Every record should be written out exactly, please.

_ _ _ _ _ _ _

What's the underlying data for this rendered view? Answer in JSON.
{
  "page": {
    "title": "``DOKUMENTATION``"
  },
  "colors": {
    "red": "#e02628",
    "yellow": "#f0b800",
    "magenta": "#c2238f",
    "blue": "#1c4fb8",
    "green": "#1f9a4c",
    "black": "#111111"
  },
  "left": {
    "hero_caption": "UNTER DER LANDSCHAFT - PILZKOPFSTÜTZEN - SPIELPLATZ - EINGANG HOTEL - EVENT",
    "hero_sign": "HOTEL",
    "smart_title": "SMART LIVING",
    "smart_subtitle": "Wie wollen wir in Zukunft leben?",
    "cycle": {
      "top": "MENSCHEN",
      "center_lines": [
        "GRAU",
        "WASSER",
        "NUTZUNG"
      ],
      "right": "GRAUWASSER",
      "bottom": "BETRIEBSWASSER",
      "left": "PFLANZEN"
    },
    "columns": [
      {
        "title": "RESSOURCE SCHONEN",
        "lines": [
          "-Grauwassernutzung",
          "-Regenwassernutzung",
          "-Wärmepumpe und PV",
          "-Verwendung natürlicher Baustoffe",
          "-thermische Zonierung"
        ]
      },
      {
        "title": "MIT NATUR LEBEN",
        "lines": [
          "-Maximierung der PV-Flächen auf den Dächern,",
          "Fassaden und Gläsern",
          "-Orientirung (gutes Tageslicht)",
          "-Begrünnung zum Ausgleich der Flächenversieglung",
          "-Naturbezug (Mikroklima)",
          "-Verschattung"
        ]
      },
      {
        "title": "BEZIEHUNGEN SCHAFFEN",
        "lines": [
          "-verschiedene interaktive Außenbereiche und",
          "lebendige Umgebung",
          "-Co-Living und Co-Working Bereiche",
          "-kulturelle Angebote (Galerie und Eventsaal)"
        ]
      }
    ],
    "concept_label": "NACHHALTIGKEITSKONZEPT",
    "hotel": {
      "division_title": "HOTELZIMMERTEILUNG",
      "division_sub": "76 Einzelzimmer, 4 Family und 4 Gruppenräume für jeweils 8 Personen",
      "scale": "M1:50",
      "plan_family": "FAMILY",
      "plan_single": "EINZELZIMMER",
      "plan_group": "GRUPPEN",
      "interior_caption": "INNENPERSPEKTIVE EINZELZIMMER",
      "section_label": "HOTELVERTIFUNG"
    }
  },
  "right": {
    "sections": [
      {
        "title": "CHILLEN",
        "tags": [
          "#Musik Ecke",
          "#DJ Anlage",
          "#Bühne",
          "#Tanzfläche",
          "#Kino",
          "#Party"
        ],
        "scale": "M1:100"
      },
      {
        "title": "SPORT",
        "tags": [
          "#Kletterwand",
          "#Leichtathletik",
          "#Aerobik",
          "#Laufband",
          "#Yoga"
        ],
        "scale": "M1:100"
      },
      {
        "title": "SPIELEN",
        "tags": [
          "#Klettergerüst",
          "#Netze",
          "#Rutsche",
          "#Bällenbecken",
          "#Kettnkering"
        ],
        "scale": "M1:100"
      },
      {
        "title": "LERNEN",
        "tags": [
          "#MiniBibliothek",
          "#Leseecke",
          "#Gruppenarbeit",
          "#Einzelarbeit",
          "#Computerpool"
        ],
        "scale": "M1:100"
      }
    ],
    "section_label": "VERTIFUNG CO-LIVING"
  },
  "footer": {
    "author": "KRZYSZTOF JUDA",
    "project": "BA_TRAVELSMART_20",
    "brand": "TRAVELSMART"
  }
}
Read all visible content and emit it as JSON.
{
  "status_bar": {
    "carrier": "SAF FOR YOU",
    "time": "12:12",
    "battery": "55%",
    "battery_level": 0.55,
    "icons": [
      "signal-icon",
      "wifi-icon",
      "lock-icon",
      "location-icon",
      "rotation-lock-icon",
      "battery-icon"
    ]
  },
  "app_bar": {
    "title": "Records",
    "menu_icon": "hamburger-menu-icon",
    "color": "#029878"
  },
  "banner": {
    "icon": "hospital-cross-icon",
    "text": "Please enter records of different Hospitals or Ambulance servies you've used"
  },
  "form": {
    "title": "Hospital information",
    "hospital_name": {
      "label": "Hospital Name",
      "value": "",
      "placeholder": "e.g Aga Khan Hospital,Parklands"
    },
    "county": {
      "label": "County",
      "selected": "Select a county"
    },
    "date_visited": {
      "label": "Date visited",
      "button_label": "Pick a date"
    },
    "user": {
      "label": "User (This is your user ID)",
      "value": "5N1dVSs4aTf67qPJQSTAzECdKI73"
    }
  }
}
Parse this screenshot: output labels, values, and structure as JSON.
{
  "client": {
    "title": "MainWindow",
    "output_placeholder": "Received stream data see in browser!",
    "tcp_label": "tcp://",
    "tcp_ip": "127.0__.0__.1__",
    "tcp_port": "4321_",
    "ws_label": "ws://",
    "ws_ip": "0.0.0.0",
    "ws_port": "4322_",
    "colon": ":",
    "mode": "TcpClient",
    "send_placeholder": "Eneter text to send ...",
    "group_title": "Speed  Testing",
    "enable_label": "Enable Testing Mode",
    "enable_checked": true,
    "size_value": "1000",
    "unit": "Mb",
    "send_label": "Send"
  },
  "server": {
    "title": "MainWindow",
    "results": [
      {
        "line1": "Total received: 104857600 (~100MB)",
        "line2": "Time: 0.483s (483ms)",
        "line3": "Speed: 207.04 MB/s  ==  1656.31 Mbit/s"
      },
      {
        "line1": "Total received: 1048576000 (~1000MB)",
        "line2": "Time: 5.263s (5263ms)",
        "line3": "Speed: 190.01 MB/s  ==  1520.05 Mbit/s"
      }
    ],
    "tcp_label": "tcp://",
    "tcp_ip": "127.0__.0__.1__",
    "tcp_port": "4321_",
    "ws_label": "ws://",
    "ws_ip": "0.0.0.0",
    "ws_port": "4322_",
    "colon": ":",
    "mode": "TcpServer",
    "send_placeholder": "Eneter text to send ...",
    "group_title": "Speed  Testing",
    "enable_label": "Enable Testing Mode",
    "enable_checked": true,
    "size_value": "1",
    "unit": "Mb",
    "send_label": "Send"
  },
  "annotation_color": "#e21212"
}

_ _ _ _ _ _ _

**SOLUTION TO THE PROBLEM**
What's the underlying data for this rendered view? Answer in JSON.
{
  "page": {
    "title": "``DOKUMENTATION``"
  },
  "colors": {
    "red": "#e02628",
    "yellow": "#f0b800",
    "magenta": "#c2238f",
    "blue": "#1c4fb8",
    "green": "#1f9a4c",
    "black": "#111111"
  },
  "left": {
    "hero_caption": "UNTER DER LANDSCHAFT - PILZKOPFSTÜTZEN - SPIELPLATZ - EINGANG HOTEL - EVENT",
    "hero_sign": "HOTEL",
    "smart_title": "SMART LIVING",
    "smart_subtitle": "Wie wollen wir in Zukunft leben?",
    "cycle": {
      "top": "MENSCHEN",
      "center_lines": [
        "GRAU",
        "WASSER",
        "NUTZUNG"
      ],
      "right": "GRAUWASSER",
      "bottom": "BETRIEBSWASSER",
      "left": "PFLANZEN"
    },
    "columns": [
      {
        "title": "RESSOURCE SCHONEN",
        "lines": [
          "-Grauwassernutzung",
          "-Regenwassernutzung",
          "-Wärmepumpe und PV",
          "-Verwendung natürlicher Baustoffe",
          "-thermische Zonierung"
        ]
      },
      {
        "title": "MIT NATUR LEBEN",
        "lines": [
          "-Maximierung der PV-Flächen auf den Dächern,",
          "Fassaden und Gläsern",
          "-Orientirung (gutes Tageslicht)",
          "-Begrünnung zum Ausgleich der Flächenversieglung",
          "-Naturbezug (Mikroklima)",
          "-Verschattung"
        ]
      },
      {
        "title": "BEZIEHUNGEN SCHAFFEN",
        "lines": [
          "-verschiedene interaktive Außenbereiche und",
          "lebendige Umgebung",
          "-Co-Living und Co-Working Bereiche",
          "-kulturelle Angebote (Galerie und Eventsaal)"
        ]
      }
    ],
    "concept_label": "NACHHALTIGKEITSKONZEPT",
    "hotel": {
      "division_title": "HOTELZIMMERTEILUNG",
      "division_sub": "76 Einzelzimmer, 4 Family und 4 Gruppenräume für jeweils 8 Personen",
      "scale": "M1:50",
      "plan_family": "FAMILY",
      "plan_single": "EINZELZIMMER",
      "plan_group": "GRUPPEN",
      "interior_caption": "INNENPERSPEKTIVE EINZELZIMMER",
      "section_label": "HOTELVERTIFUNG"
    }
  },
  "right": {
    "sections": [
      {
        "title": "CHILLEN",
        "tags": [
          "#Musik Ecke",
          "#DJ Anlage",
          "#Bühne",
          "#Tanzfläche",
          "#Kino",
          "#Party"
        ],
        "scale": "M1:100"
      },
      {
        "title": "SPORT",
        "tags": [
          "#Kletterwand",
          "#Leichtathletik",
          "#Aerobik",
          "#Laufband",
          "#Yoga"
        ],
        "scale": "M1:100"
      },
      {
        "title": "SPIELEN",
        "tags": [
          "#Klettergerüst",
          "#Netze",
          "#Rutsche",
          "#Bällenbecken",
          "#Kettnkering"
        ],
        "scale": "M1:100"
      },
      {
        "title": "LERNEN",
        "tags": [
          "#MiniBibliothek",
          "#Leseecke",
          "#Gruppenarbeit",
          "#Einzelarbeit",
          "#Computerpool"
        ],
        "scale": "M1:100"
      }
    ],
    "section_label": "VERTIFUNG CO-LIVING"
  },
  "footer": {
    "author": "KRZYSZTOF JUDA",
    "project": "BA_TRAVELSMART_20",
    "brand": "TRAVELSMART"
  }
}
Read all visible content and emit it as JSON.
{
  "status_bar": {
    "carrier": "SAF FOR YOU",
    "time": "12:12",
    "battery": "55%",
    "battery_level": 0.55,
    "icons": [
      "signal-icon",
      "wifi-icon",
      "lock-icon",
      "location-icon",
      "rotation-lock-icon",
      "battery-icon"
    ]
  },
  "app_bar": {
    "title": "Records",
    "menu_icon": "hamburger-menu-icon",
    "color": "#029878"
  },
  "banner": {
    "icon": "hospital-cross-icon",
    "text": "Please enter records of different Hospitals or Ambulance servies you've used"
  },
  "form": {
    "title": "Hospital information",
    "hospital_name": {
      "label": "Hospital Name",
      "value": "",
      "placeholder": "e.g Aga Khan Hospital,Parklands"
    },
    "county": {
      "label": "County",
      "selected": "Select a county"
    },
    "date_visited": {
      "label": "Date visited",
      "button_label": "Pick a date"
    },
    "user": {
      "label": "User (This is your user ID)",
      "value": "5N1dVSs4aTf67qPJQSTAzECdKI73"
    }
  }
}
Parse this screenshot: output labels, values, and structure as JSON.
{
  "client": {
    "title": "MainWindow",
    "output_placeholder": "Received stream data see in browser!",
    "tcp_label": "tcp://",
    "tcp_ip": "127.0__.0__.1__",
    "tcp_port": "4321_",
    "ws_label": "ws://",
    "ws_ip": "0.0.0.0",
    "ws_port": "4322_",
    "colon": ":",
    "mode": "TcpClient",
    "send_placeholder": "Eneter text to send ...",
    "group_title": "Speed  Testing",
    "enable_label": "Enable Testing Mode",
    "enable_checked": true,
    "size_value": "1000",
    "unit": "Mb",
    "send_label": "Send"
  },
  "server": {
    "title": "MainWindow",
    "results": [
      {
        "line1": "Total received: 104857600 (~100MB)",
        "line2": "Time: 0.483s (483ms)",
        "line3": "Speed: 207.04 MB/s  ==  1656.31 Mbit/s"
      },
      {
        "line1": "Total received: 1048576000 (~1000MB)",
        "line2": "Time: 5.263s (5263ms)",
        "line3": "Speed: 190.01 MB/s  ==  1520.05 Mbit/s"
      }
    ],
    "tcp_label": "tcp://",
    "tcp_ip": "127.0__.0__.1__",
    "tcp_port": "4321_",
    "ws_label": "ws://",
    "ws_ip": "0.0.0.0",
    "ws_port": "4322_",
    "colon": ":",
    "mode": "TcpServer",
    "send_placeholder": "Eneter text to send ...",
    "group_title": "Speed  Testing",
    "enable_label": "Enable Testing Mode",
    "enable_checked": true,
    "size_value": "1",
    "unit": "Mb",
    "send_label": "Send"
  },
  "annotation_color": "#e21212"
}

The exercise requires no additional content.